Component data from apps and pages
::::::

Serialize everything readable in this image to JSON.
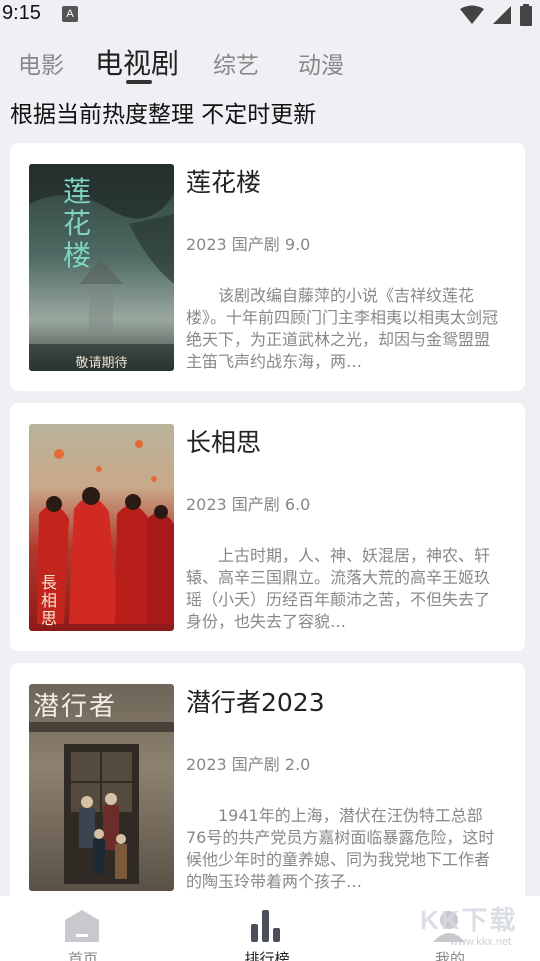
{
  "status_bar": {
    "time": "9:15",
    "notification_icon": "A"
  },
  "tabs": [
    {
      "label": "电影"
    },
    {
      "label": "电视剧",
      "active": true
    },
    {
      "label": "综艺"
    },
    {
      "label": "动漫"
    }
  ],
  "subtitle": "根据当前热度整理 不定时更新",
  "cards": [
    {
      "title": "莲花楼",
      "meta": "2023 国产剧 9.0",
      "description": "该剧改编自藤萍的小说《吉祥纹莲花楼》。十年前四顾门门主李相夷以相夷太剑冠绝天下，为正道武林之光，却因与金鸳盟盟主笛飞声约战东海，两…",
      "poster_text": "莲花楼",
      "poster_caption": "敬请期待"
    },
    {
      "title": "长相思",
      "meta": "2023 国产剧 6.0",
      "description": "上古时期，人、神、妖混居，神农、轩辕、高辛三国鼎立。流落大荒的高辛王姬玖瑶（小夭）历经百年颠沛之苦，不但失去了身份，也失去了容貌…",
      "poster_text": "長相思"
    },
    {
      "title": "潜行者2023",
      "meta": "2023 国产剧 2.0",
      "description": "1941年的上海，潜伏在汪伪特工总部76号的共产党员方嘉树面临暴露危险，这时候他少年时的童养媳、同为我党地下工作者的陶玉玲带着两个孩子…",
      "poster_text": "潜行者"
    }
  ],
  "bottom_nav": [
    {
      "label": "首页",
      "icon": "home-icon"
    },
    {
      "label": "排行榜",
      "icon": "chart-icon",
      "active": true
    },
    {
      "label": "我的",
      "icon": "user-icon"
    }
  ],
  "watermark": {
    "text": "KK下载",
    "url": "www.kkx.net"
  }
}
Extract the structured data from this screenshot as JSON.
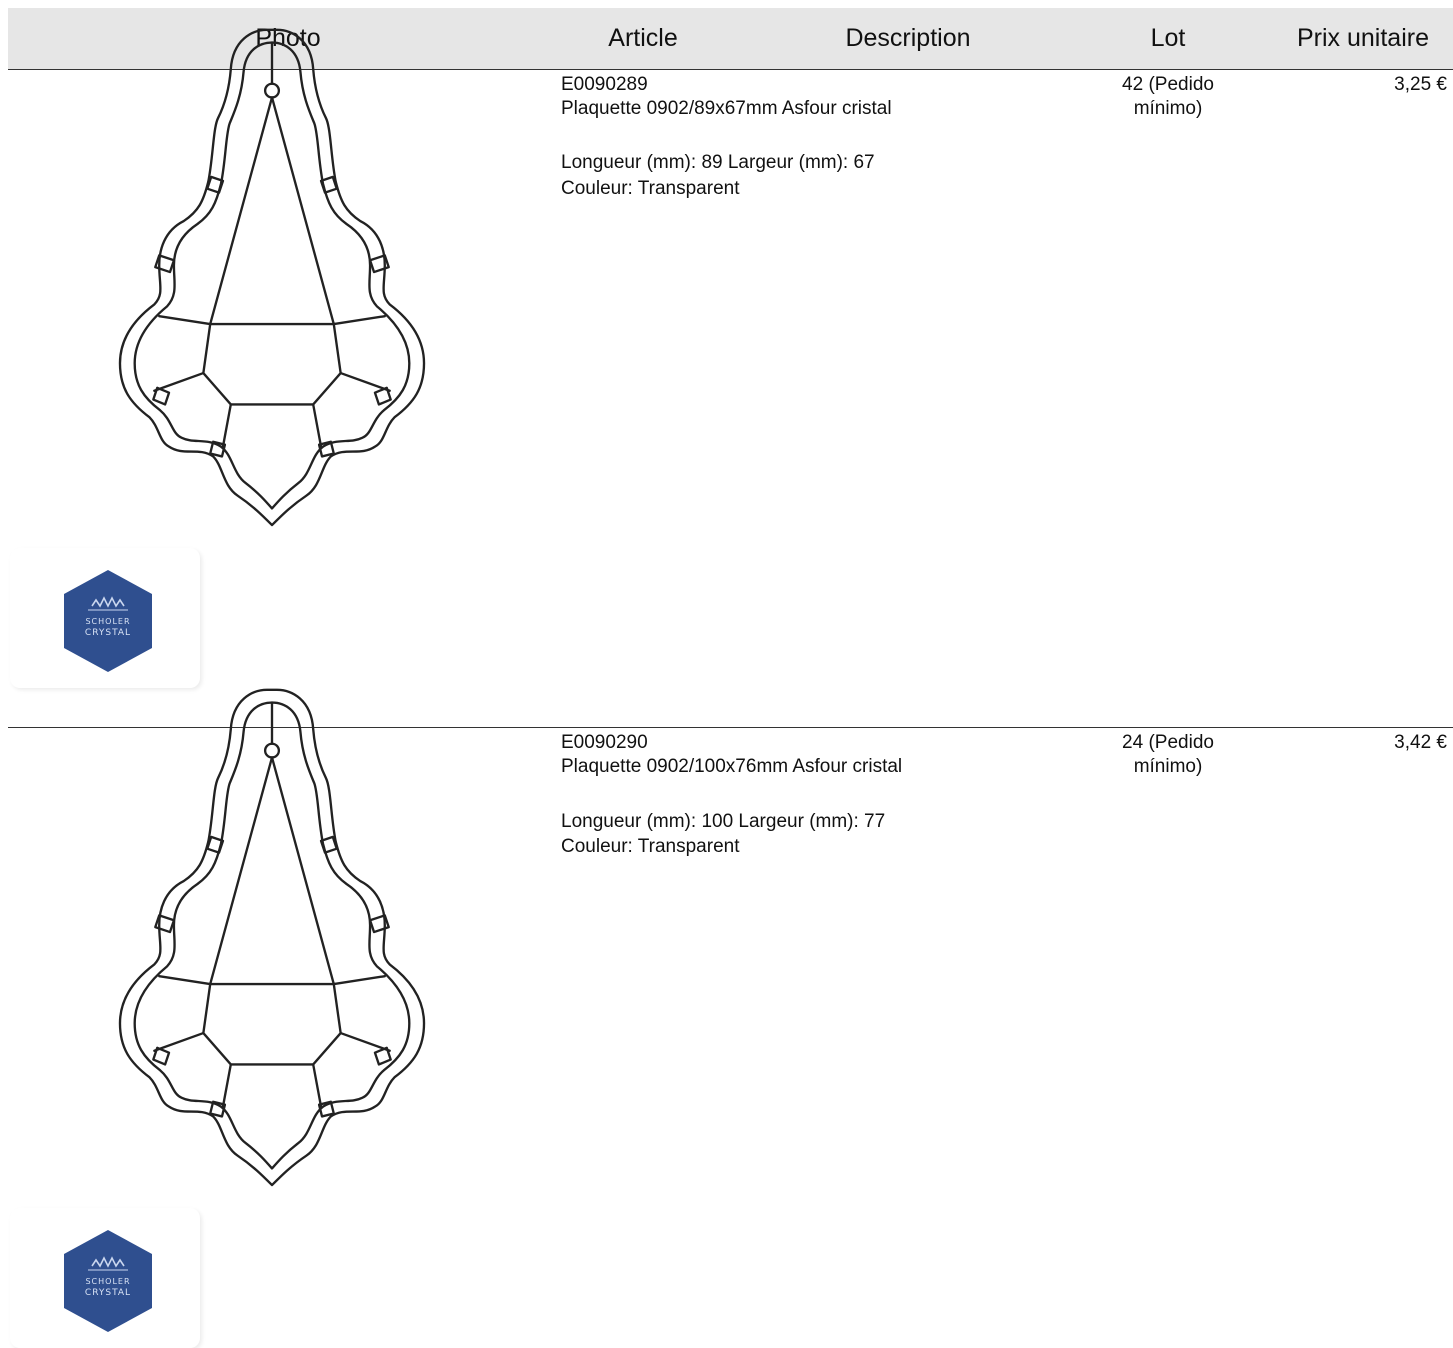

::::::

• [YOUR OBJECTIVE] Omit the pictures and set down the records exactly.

• [COMPLETED EXERCISE]
Serialize everything readable in this image to JSON.
{
  "status_bar": {
    "time": "9:15",
    "notification_icon": "A"
  },
  "tabs": [
    {
      "label": "电影"
    },
    {
      "label": "电视剧",
      "active": true
    },
    {
      "label": "综艺"
    },
    {
      "label": "动漫"
    }
  ],
  "subtitle": "根据当前热度整理 不定时更新",
  "cards": [
    {
      "title": "莲花楼",
      "meta": "2023 国产剧 9.0",
      "description": "该剧改编自藤萍的小说《吉祥纹莲花楼》。十年前四顾门门主李相夷以相夷太剑冠绝天下，为正道武林之光，却因与金鸳盟盟主笛飞声约战东海，两…",
      "poster_text": "莲花楼",
      "poster_caption": "敬请期待"
    },
    {
      "title": "长相思",
      "meta": "2023 国产剧 6.0",
      "description": "上古时期，人、神、妖混居，神农、轩辕、高辛三国鼎立。流落大荒的高辛王姬玖瑶（小夭）历经百年颠沛之苦，不但失去了身份，也失去了容貌…",
      "poster_text": "長相思"
    },
    {
      "title": "潜行者2023",
      "meta": "2023 国产剧 2.0",
      "description": "1941年的上海，潜伏在汪伪特工总部76号的共产党员方嘉树面临暴露危险，这时候他少年时的童养媳、同为我党地下工作者的陶玉玲带着两个孩子…",
      "poster_text": "潜行者"
    }
  ],
  "bottom_nav": [
    {
      "label": "首页",
      "icon": "home-icon"
    },
    {
      "label": "排行榜",
      "icon": "chart-icon",
      "active": true
    },
    {
      "label": "我的",
      "icon": "user-icon"
    }
  ],
  "watermark": {
    "text": "KK下载",
    "url": "www.kkx.net"
  }
}
Extract the structured data from this screenshot as JSON.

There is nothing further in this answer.